Once upon a time, not so long ago, writing and receiving letters was common. I remember when I was in school, my best friend moved out of state. We could only talk on the phone once in a while—long-distance calls were expensive back then—so we did the next best thing… we wrote letters! I can still recall the thrill of going to the mailbox and finding a letter addressed to me, and I know she felt the same excitement. We were able to stay in touch even though we lived very far apart, and we are still friends to this day.

Nowadays we have so many other ways to keep in touch, so letters are much rarer. But I think that makes them even more special.

When you really think about it, we learned so much about our history from letters. From presidents to kings to everyday people, these letters showed us what life was like in distant times. History books are full of facts we might never have known if they were not written in a letter.

There are all sorts of letters you can write. You might write a letter to thank someone for a gift or for doing something special for you. When you go on vacation, you could send a postcard to share your adventure with someone back home. You can also write a friendly letter to keep in touch with friends and family.

Writing a simple, friendly letter is pretty easy, but there are a few parts you need. Check out the picture below to see these different parts of a letter. And watch the video too!

You can also add drawings and pictures whatever you want to share. I hope you enjoy my video lesson on writing a letter, and I hope it inspires you to write a letter of your own!

READING RECOMMENDATIONS

Check out some of these great books below about letters. Click on the book cover or title to find it in the library catalog and place a hold.

“Dear Mrs. LaRue: Letters From Obedience School” by Mark Teague

“Dear Mr. Washington” by Lynn Cullen

“XO, OX: A Love Story” by Adam Rex

“Dear Primo: A Letter To My Cousin” by Duncan Tonatiuh
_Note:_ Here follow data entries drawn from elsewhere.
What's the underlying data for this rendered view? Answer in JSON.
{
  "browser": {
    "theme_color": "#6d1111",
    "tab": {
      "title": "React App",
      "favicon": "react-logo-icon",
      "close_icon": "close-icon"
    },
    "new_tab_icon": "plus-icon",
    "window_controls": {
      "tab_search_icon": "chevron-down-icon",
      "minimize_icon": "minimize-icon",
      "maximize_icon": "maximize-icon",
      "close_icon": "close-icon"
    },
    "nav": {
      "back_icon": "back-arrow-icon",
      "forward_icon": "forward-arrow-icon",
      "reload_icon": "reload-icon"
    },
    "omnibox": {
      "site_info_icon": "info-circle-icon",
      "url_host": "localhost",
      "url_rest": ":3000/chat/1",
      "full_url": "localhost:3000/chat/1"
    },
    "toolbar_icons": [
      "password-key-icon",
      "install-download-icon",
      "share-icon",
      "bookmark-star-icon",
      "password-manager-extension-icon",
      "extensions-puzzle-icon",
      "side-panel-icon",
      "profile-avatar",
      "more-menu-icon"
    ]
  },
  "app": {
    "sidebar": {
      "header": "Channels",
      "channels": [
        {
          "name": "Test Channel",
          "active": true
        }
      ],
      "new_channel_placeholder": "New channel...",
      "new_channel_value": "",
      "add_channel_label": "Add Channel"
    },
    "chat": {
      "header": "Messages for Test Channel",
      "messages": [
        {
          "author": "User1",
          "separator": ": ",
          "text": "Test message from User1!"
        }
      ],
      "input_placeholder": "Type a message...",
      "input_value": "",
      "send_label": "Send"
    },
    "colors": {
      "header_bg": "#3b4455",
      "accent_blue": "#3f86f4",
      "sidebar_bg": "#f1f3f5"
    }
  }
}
“Sincerely, Katie: Writing a Letter With Katie Woo” by Fran Manushkin

“Corduroy Writes a Letter” by Alison Inches


Written by and posted on behalf of Chris Z, Children’s Services Specialist